**PROMPT**
Your answer must be an exact copy of the data, without any pictures.

GIVEN RECORDS: Begin

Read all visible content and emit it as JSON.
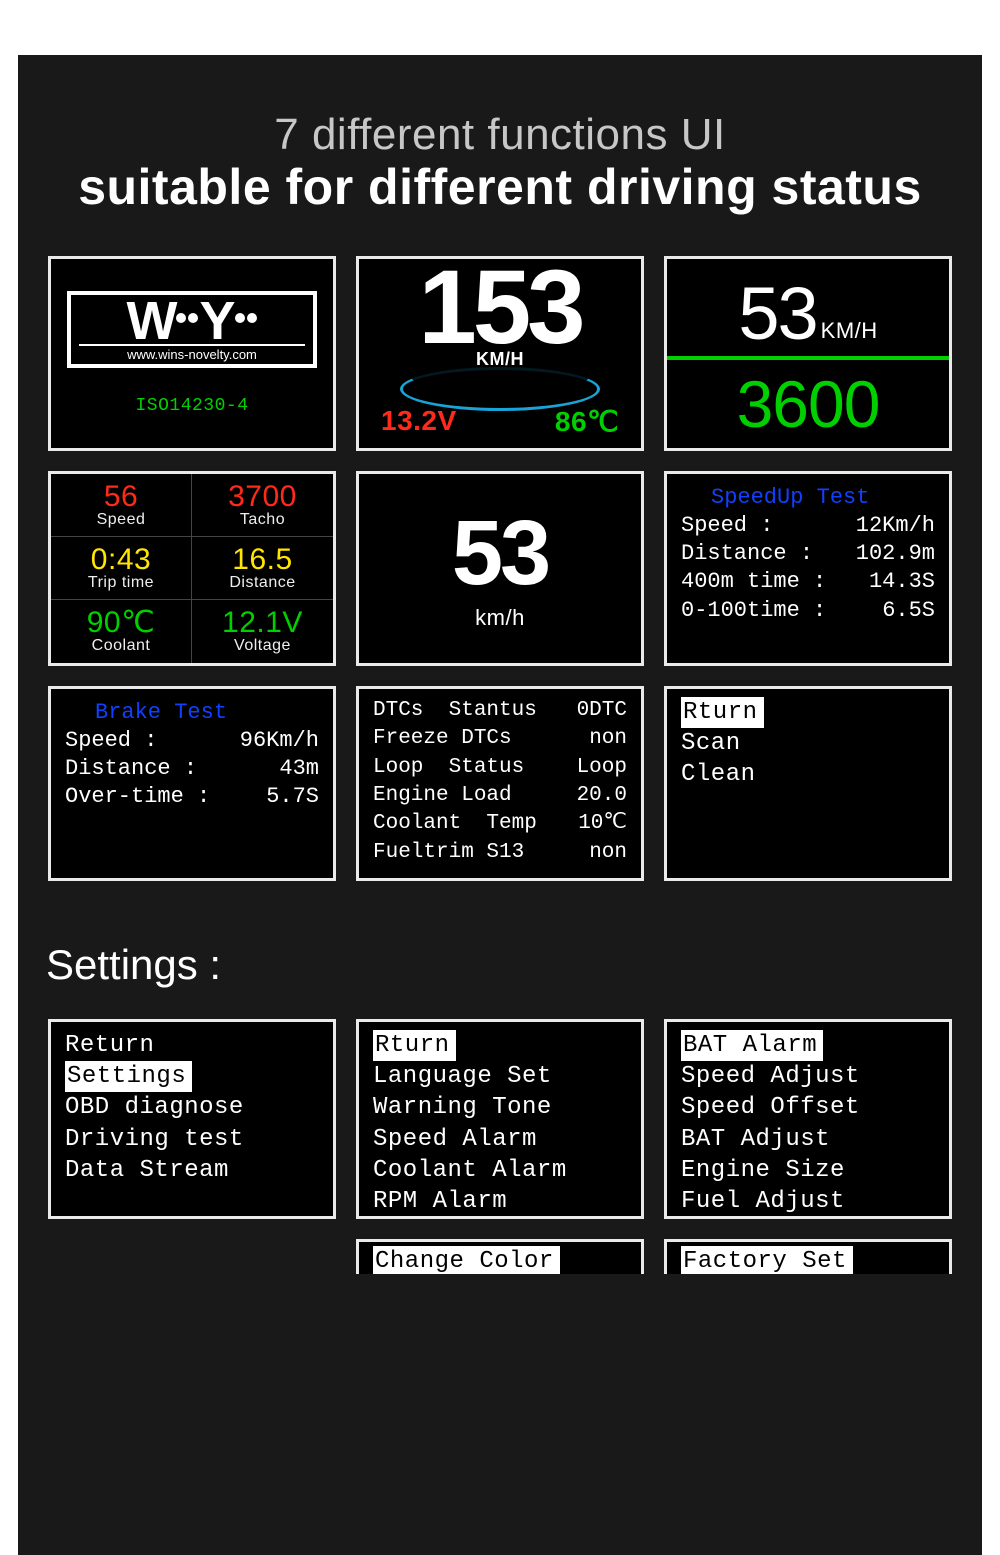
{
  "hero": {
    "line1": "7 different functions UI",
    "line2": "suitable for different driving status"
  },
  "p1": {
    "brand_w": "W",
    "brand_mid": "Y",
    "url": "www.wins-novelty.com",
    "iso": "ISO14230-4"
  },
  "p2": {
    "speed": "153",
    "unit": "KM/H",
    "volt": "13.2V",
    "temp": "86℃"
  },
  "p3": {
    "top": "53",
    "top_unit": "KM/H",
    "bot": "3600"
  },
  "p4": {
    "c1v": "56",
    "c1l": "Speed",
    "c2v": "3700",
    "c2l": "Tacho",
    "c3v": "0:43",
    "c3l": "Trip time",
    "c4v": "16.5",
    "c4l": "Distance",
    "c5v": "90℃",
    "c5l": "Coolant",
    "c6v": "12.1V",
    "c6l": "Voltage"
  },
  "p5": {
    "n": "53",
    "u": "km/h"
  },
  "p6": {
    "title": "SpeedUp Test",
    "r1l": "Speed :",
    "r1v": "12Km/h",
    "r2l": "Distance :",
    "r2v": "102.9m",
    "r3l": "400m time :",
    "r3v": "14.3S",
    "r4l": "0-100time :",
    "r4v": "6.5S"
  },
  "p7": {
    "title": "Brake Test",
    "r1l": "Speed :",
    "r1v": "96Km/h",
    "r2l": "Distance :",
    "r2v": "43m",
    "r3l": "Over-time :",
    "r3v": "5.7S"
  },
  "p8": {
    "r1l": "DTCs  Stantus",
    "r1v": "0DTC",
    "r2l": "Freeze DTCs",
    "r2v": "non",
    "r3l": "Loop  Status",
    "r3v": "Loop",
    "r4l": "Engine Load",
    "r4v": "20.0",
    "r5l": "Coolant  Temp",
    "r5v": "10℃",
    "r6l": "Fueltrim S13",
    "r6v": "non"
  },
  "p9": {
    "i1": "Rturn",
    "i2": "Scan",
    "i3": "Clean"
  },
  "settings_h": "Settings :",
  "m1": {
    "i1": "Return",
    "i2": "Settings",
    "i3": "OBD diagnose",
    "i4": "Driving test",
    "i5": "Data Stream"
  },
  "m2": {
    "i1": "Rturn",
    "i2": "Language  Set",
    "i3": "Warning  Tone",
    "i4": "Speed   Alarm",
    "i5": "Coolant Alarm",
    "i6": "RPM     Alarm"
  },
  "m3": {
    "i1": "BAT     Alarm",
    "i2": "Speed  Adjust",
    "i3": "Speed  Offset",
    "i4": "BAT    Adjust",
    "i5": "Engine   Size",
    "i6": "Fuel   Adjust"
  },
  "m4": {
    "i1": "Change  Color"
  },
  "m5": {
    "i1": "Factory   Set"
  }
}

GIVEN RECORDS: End

**WORKED SOLUTION**
Read all visible content and emit it as JSON.
{
  "hero": {
    "line1": "7 different functions UI",
    "line2": "suitable for different driving status"
  },
  "p1": {
    "brand_w": "W",
    "brand_mid": "Y",
    "url": "www.wins-novelty.com",
    "iso": "ISO14230-4"
  },
  "p2": {
    "speed": "153",
    "unit": "KM/H",
    "volt": "13.2V",
    "temp": "86℃"
  },
  "p3": {
    "top": "53",
    "top_unit": "KM/H",
    "bot": "3600"
  },
  "p4": {
    "c1v": "56",
    "c1l": "Speed",
    "c2v": "3700",
    "c2l": "Tacho",
    "c3v": "0:43",
    "c3l": "Trip time",
    "c4v": "16.5",
    "c4l": "Distance",
    "c5v": "90℃",
    "c5l": "Coolant",
    "c6v": "12.1V",
    "c6l": "Voltage"
  },
  "p5": {
    "n": "53",
    "u": "km/h"
  },
  "p6": {
    "title": "SpeedUp Test",
    "r1l": "Speed :",
    "r1v": "12Km/h",
    "r2l": "Distance :",
    "r2v": "102.9m",
    "r3l": "400m time :",
    "r3v": "14.3S",
    "r4l": "0-100time :",
    "r4v": "6.5S"
  },
  "p7": {
    "title": "Brake Test",
    "r1l": "Speed :",
    "r1v": "96Km/h",
    "r2l": "Distance :",
    "r2v": "43m",
    "r3l": "Over-time :",
    "r3v": "5.7S"
  },
  "p8": {
    "r1l": "DTCs  Stantus",
    "r1v": "0DTC",
    "r2l": "Freeze DTCs",
    "r2v": "non",
    "r3l": "Loop  Status",
    "r3v": "Loop",
    "r4l": "Engine Load",
    "r4v": "20.0",
    "r5l": "Coolant  Temp",
    "r5v": "10℃",
    "r6l": "Fueltrim S13",
    "r6v": "non"
  },
  "p9": {
    "i1": "Rturn",
    "i2": "Scan",
    "i3": "Clean"
  },
  "settings_h": "Settings :",
  "m1": {
    "i1": "Return",
    "i2": "Settings",
    "i3": "OBD diagnose",
    "i4": "Driving test",
    "i5": "Data Stream"
  },
  "m2": {
    "i1": "Rturn",
    "i2": "Language  Set",
    "i3": "Warning  Tone",
    "i4": "Speed   Alarm",
    "i5": "Coolant Alarm",
    "i6": "RPM     Alarm"
  },
  "m3": {
    "i1": "BAT     Alarm",
    "i2": "Speed  Adjust",
    "i3": "Speed  Offset",
    "i4": "BAT    Adjust",
    "i5": "Engine   Size",
    "i6": "Fuel   Adjust"
  },
  "m4": {
    "i1": "Change  Color"
  },
  "m5": {
    "i1": "Factory   Set"
  }
}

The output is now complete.